Russia is following a precise logic in its actions. Moscow will recognize the “independence” of the two republics and conclude agreements on political, military, and economic support with them. Furthermore, as Medvedev promised, Russia will give international guarantees to both republics, meaning that it will lobby for their recognition by the United Nations. From a legal point of view, international organizations can ignore pleas from the unrecognized republics themselves, but they cannot ignore appeals from Moscow.
In making those appeals, it seems Russia is not likely to stress the idea of self-determination, which is a potentially explosive argument for Russia itself and other CIS countries. Instead, it will actively push arguments related to charges of Georgian “genocide” and the legally “incorrect” way in which Georgia left the Soviet Union in 1991. In the latter case, Moscow will argue that the peoples of Abkhazia and South Ossetia never wanted to take such a step.
It seems unlikely that any Western countries will acknowledge the two republics anytime in the foreseeable future, just as Russia and most CIS countries will not recognize Kosovo. In addition, Russia’s main Asian partners — Iran, China, and India — will also decline to recognize Abkhazia and South Ossetia, inasmuch as they have their own real and potential ethnic troubles. But Russia will be satisfied even if the two regions establish a status similar to that of the Republic of Northern Cyprus, which has been recognized only by Ankara for decades.

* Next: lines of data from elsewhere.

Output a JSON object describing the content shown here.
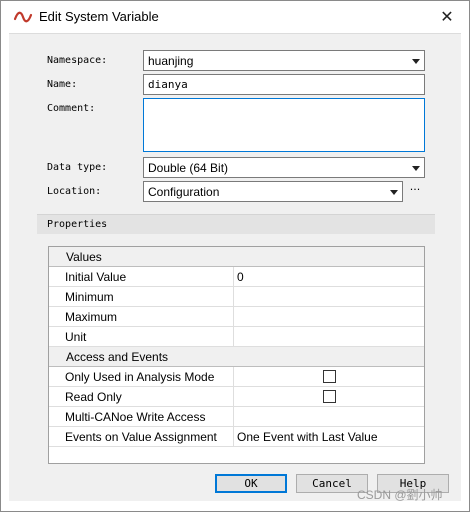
{
  "window": {
    "title": "Edit System Variable",
    "close_glyph": "✕"
  },
  "form": {
    "namespace": {
      "label": "Namespace:",
      "value": "huanjing"
    },
    "name": {
      "label": "Name:",
      "value": "dianya"
    },
    "comment": {
      "label": "Comment:",
      "value": ""
    },
    "data_type": {
      "label": "Data type:",
      "value": "Double (64 Bit)"
    },
    "location": {
      "label": "Location:",
      "value": "Configuration",
      "ellipsis": "···"
    }
  },
  "properties": {
    "header": "Properties",
    "categories": [
      {
        "label": "Values",
        "rows": [
          {
            "name": "Initial Value",
            "value": "0"
          },
          {
            "name": "Minimum",
            "value": ""
          },
          {
            "name": "Maximum",
            "value": ""
          },
          {
            "name": "Unit",
            "value": ""
          }
        ]
      },
      {
        "label": "Access and Events",
        "rows": [
          {
            "name": "Only Used in Analysis Mode",
            "checked": false
          },
          {
            "name": "Read Only",
            "checked": false
          },
          {
            "name": "Multi-CANoe Write Access",
            "value": ""
          },
          {
            "name": "Events on Value Assignment",
            "value": "One Event with Last Value"
          }
        ]
      }
    ]
  },
  "buttons": {
    "ok": "OK",
    "cancel": "Cancel",
    "help": "Help"
  },
  "watermark": "CSDN @劉小帅",
  "icons": {
    "app": "canoe-wave-icon",
    "close": "close-icon",
    "dropdown": "chevron-down-icon"
  },
  "colors": {
    "accent": "#0078d7",
    "app_icon": "#c0392b"
  }
}
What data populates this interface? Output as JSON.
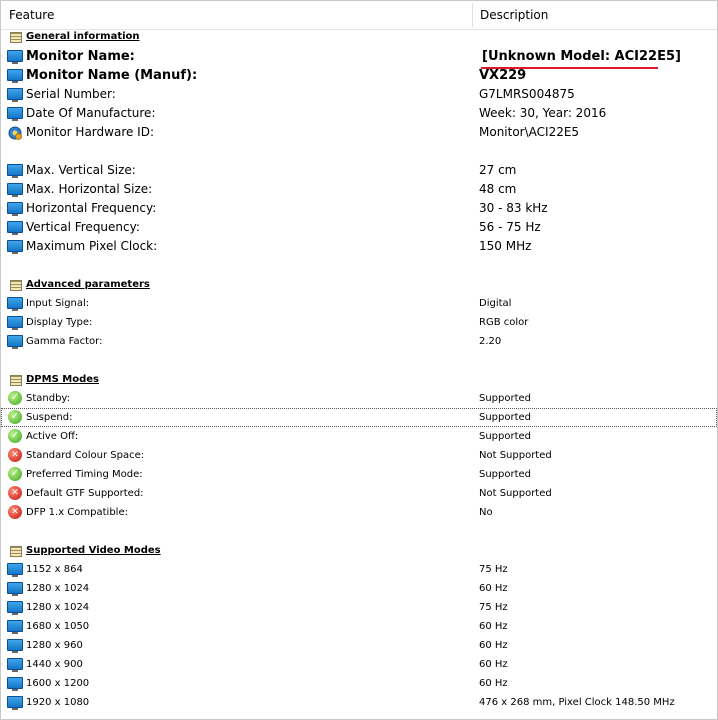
{
  "columns": {
    "feature": "Feature",
    "description": "Description"
  },
  "sections": {
    "general": "General information",
    "advanced": "Advanced parameters",
    "dpms": "DPMS Modes",
    "video": "Supported Video Modes"
  },
  "general": {
    "monitor_name": {
      "label": "Monitor Name:",
      "value": "[Unknown Model: ACI22E5]"
    },
    "monitor_name_manuf": {
      "label": "Monitor Name (Manuf):",
      "value": "VX229"
    },
    "serial": {
      "label": "Serial Number:",
      "value": "G7LMRS004875"
    },
    "manufacture_date": {
      "label": "Date Of Manufacture:",
      "value": "Week: 30, Year: 2016"
    },
    "hardware_id": {
      "label": "Monitor Hardware ID:",
      "value": "Monitor\\ACI22E5"
    },
    "v_size": {
      "label": "Max. Vertical Size:",
      "value": "27 cm"
    },
    "h_size": {
      "label": "Max. Horizontal Size:",
      "value": "48 cm"
    },
    "h_freq": {
      "label": "Horizontal Frequency:",
      "value": "30 - 83 kHz"
    },
    "v_freq": {
      "label": "Vertical Frequency:",
      "value": "56 - 75 Hz"
    },
    "pixel_clock": {
      "label": "Maximum Pixel Clock:",
      "value": "150 MHz"
    }
  },
  "advanced": {
    "input_signal": {
      "label": "Input Signal:",
      "value": "Digital"
    },
    "display_type": {
      "label": "Display Type:",
      "value": "RGB color"
    },
    "gamma": {
      "label": "Gamma Factor:",
      "value": "2.20"
    }
  },
  "dpms": {
    "standby": {
      "label": "Standby:",
      "value": "Supported",
      "status": "ok"
    },
    "suspend": {
      "label": "Suspend:",
      "value": "Supported",
      "status": "ok"
    },
    "active_off": {
      "label": "Active Off:",
      "value": "Supported",
      "status": "ok"
    },
    "std_colour": {
      "label": "Standard Colour Space:",
      "value": "Not Supported",
      "status": "error"
    },
    "pref_timing": {
      "label": "Preferred Timing Mode:",
      "value": "Supported",
      "status": "ok"
    },
    "default_gtf": {
      "label": "Default GTF Supported:",
      "value": "Not Supported",
      "status": "error"
    },
    "dfp": {
      "label": "DFP 1.x Compatible:",
      "value": "No",
      "status": "error"
    }
  },
  "video_modes": [
    {
      "mode": "1152 x 864",
      "value": "75 Hz"
    },
    {
      "mode": "1280 x 1024",
      "value": "60 Hz"
    },
    {
      "mode": "1280 x 1024",
      "value": "75 Hz"
    },
    {
      "mode": "1680 x 1050",
      "value": "60 Hz"
    },
    {
      "mode": "1280 x 960",
      "value": "60 Hz"
    },
    {
      "mode": "1440 x 900",
      "value": "60 Hz"
    },
    {
      "mode": "1600 x 1200",
      "value": "60 Hz"
    },
    {
      "mode": "1920 x 1080",
      "value": "476 x 268 mm, Pixel Clock 148.50 MHz"
    }
  ],
  "colors": {
    "highlight_underline": "#e0162b",
    "ok": "#3ea51f",
    "error": "#c4160c",
    "monitor_icon": "#1676c8"
  }
}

The strengthening of Russia’s position in the CIS will lead to increased tensions with almost all countries that have significant Russia populations or large numbers of Russian citizens. Primarily, this means Ukraine, Kazakhstan, and Belarus.
As for Georgia’s territorial integrity, it has clearly fallen victim to Moscow’s insistence that Georgia never join NATO. Before the war, Moscow tried to achieve this goal through the frozen conflicts. Now, despite the war, Moscow’s main aim is unchanged.
The presence of Russian forces and the creation of buffer zones on Georgian territory will simply solidify the state of conflict and complicate Tbilisi’s efforts to join NATO. On the one hand, all NATO members have expressed solidarity with Georgia and are ready to offer help. On the other hand, granting NATO membership to a country entangled in a military confrontation with Russia will certainly not be easy. It is possible the United States might conclude a bilateral agreement with Georgia, similar to the one it concluded with Poland as part of the missile-defense accord.
Moscow is also no doubt hoping that, with time, Georgians will become increasingly enraged about the losses of Abkhazia and South Ossetia and will replace Saakashvili with a leadership that is more acceptable to Russia. Moscow might facilitate this scenario by stimulating separatist feelings in Mingrelia and Ajara, which border Abkhazia. These efforts could lead to the disintegration of Georgia or, at least, to that country losing its access to the Black Sea.
In order to counter such a scheme, the West would have to find quick and effective methods of integrating both Georgia and Ukraine into the Euro-Atlantic community.